_WHAT IS BEING ASKED_
Copy the result of filtering the entries below for lines that include the string "displayed".

_INFORMATION SUPPLIED_
╭──

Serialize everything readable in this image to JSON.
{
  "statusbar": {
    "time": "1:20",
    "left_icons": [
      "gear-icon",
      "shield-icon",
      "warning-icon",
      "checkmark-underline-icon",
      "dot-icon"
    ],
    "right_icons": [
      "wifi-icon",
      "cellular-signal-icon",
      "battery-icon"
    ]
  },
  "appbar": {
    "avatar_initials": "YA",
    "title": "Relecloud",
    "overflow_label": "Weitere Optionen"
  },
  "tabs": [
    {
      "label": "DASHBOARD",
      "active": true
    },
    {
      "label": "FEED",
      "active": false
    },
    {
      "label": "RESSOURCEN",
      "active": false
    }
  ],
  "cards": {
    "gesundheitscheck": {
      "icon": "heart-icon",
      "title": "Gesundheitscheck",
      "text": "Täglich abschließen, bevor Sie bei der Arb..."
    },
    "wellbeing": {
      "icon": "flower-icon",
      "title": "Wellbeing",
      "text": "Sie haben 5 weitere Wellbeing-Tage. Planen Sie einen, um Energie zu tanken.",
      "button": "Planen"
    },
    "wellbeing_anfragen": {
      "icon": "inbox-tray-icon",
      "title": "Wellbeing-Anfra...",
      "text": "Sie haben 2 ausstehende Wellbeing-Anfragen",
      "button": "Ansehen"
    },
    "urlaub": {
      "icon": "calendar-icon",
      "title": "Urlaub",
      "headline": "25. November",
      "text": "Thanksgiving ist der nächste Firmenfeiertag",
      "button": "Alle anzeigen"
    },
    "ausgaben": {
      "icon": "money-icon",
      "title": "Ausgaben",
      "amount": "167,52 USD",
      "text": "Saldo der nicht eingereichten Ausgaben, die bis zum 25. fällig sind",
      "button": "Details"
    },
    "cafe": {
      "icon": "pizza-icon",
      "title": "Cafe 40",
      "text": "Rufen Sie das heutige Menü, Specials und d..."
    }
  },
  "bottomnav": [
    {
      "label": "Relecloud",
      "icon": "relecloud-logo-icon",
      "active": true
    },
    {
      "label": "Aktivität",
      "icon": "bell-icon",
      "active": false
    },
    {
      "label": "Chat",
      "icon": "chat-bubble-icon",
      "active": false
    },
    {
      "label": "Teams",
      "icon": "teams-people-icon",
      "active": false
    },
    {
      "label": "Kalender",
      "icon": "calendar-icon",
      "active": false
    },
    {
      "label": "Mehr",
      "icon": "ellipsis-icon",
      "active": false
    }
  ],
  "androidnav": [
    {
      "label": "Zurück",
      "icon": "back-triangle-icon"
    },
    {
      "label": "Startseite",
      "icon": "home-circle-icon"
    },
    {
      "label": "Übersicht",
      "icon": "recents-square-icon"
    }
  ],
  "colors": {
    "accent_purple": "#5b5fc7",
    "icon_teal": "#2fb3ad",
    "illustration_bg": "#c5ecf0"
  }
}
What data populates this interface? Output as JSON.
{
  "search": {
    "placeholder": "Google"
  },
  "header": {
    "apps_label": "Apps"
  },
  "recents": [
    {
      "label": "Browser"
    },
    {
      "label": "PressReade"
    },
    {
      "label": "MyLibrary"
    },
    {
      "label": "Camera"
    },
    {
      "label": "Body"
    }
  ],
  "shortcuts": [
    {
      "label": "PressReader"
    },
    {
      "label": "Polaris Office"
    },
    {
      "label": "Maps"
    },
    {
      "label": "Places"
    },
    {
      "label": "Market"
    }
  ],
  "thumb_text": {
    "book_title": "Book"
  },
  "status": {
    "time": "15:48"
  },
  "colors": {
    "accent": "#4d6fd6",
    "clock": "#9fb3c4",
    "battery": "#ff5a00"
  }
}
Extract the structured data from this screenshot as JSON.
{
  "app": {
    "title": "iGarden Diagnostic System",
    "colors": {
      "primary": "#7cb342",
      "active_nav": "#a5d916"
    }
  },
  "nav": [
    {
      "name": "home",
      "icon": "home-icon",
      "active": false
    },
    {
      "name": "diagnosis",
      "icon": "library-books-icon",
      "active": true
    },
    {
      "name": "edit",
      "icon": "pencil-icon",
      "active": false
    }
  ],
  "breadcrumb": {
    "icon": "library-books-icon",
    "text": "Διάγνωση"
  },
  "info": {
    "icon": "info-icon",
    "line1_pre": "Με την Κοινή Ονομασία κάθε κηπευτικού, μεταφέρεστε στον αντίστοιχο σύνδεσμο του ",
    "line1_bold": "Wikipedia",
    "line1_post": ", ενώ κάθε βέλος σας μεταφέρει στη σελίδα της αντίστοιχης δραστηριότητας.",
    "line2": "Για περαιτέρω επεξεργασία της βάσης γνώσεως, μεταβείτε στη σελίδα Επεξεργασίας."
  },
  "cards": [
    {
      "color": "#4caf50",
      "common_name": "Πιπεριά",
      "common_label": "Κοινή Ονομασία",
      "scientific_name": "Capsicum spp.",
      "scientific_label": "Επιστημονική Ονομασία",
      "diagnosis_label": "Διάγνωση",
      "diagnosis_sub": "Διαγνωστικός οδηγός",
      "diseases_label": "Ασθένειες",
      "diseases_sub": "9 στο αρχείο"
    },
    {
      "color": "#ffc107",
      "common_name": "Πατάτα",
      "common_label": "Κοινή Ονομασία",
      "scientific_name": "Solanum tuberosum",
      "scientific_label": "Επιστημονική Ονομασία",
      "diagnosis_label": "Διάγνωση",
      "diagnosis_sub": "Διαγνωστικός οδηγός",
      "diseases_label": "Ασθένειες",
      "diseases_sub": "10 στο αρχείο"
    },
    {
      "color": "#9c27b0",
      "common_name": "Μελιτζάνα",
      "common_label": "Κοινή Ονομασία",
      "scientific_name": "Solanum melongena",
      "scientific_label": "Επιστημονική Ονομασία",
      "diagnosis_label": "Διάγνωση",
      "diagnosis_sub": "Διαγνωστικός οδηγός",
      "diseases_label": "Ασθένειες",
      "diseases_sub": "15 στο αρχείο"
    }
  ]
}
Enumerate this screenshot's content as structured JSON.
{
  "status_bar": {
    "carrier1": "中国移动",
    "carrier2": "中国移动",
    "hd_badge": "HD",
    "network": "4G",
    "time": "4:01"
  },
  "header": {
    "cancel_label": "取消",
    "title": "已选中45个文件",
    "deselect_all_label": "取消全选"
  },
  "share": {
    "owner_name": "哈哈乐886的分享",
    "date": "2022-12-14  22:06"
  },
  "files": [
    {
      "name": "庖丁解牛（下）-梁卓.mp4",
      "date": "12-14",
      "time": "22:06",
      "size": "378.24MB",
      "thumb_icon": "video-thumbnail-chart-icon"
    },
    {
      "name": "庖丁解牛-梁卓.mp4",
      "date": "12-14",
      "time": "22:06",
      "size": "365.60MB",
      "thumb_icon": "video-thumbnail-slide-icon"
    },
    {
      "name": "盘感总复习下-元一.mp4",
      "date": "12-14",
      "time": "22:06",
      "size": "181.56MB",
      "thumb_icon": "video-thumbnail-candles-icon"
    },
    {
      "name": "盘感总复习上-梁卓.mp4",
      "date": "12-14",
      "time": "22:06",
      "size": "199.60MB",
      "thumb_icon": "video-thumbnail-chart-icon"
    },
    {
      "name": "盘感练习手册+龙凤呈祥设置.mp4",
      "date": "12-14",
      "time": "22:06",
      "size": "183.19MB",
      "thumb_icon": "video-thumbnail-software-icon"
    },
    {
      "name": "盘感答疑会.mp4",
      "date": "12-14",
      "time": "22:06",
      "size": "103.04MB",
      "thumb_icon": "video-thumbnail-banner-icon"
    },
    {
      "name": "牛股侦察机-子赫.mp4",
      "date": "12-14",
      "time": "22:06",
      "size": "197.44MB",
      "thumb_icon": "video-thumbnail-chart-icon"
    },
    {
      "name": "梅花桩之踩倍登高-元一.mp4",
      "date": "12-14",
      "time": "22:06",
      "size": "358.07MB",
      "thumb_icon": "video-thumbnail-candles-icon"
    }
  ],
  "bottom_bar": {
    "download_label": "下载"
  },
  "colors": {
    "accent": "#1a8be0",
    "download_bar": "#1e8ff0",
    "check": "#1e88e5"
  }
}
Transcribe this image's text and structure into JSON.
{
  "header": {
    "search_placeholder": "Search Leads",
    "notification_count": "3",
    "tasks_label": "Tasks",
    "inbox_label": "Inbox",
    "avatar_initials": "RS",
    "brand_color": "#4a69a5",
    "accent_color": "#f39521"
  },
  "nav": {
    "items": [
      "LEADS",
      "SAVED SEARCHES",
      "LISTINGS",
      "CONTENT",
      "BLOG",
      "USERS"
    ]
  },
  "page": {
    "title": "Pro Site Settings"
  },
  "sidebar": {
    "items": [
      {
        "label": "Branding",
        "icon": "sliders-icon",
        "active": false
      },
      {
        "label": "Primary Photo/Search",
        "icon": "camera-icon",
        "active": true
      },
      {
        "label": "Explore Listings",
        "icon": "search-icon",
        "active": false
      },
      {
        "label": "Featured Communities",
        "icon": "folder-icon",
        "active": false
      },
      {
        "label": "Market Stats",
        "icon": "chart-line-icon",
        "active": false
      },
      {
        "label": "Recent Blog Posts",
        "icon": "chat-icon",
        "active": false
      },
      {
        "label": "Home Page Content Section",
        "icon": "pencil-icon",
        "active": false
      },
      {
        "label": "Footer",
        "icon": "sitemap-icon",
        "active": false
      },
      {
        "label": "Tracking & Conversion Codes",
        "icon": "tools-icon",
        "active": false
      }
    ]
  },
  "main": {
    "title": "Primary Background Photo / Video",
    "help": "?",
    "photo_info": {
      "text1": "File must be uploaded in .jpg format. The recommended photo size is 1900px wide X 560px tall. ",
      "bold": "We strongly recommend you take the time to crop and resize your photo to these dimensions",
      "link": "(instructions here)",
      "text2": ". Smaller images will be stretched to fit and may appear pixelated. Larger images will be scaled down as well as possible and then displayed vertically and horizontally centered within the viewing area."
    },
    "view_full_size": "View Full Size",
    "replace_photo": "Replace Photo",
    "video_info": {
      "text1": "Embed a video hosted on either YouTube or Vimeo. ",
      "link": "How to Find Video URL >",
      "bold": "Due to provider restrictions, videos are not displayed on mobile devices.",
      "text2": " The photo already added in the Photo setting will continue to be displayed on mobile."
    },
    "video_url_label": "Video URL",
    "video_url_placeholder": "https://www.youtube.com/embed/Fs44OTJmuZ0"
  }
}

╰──

_WRITTEN RESPONSE_
      "text2": ". Smaller images will be stretched to fit and may appear pixelated. Larger images will be scaled down as well as possible and then displayed vertically and horizontally centered within the viewing area."
      "bold": "Due to provider restrictions, videos are not displayed on mobile devices.",
      "text2": " The photo already added in the Photo setting will continue to be displayed on mobile."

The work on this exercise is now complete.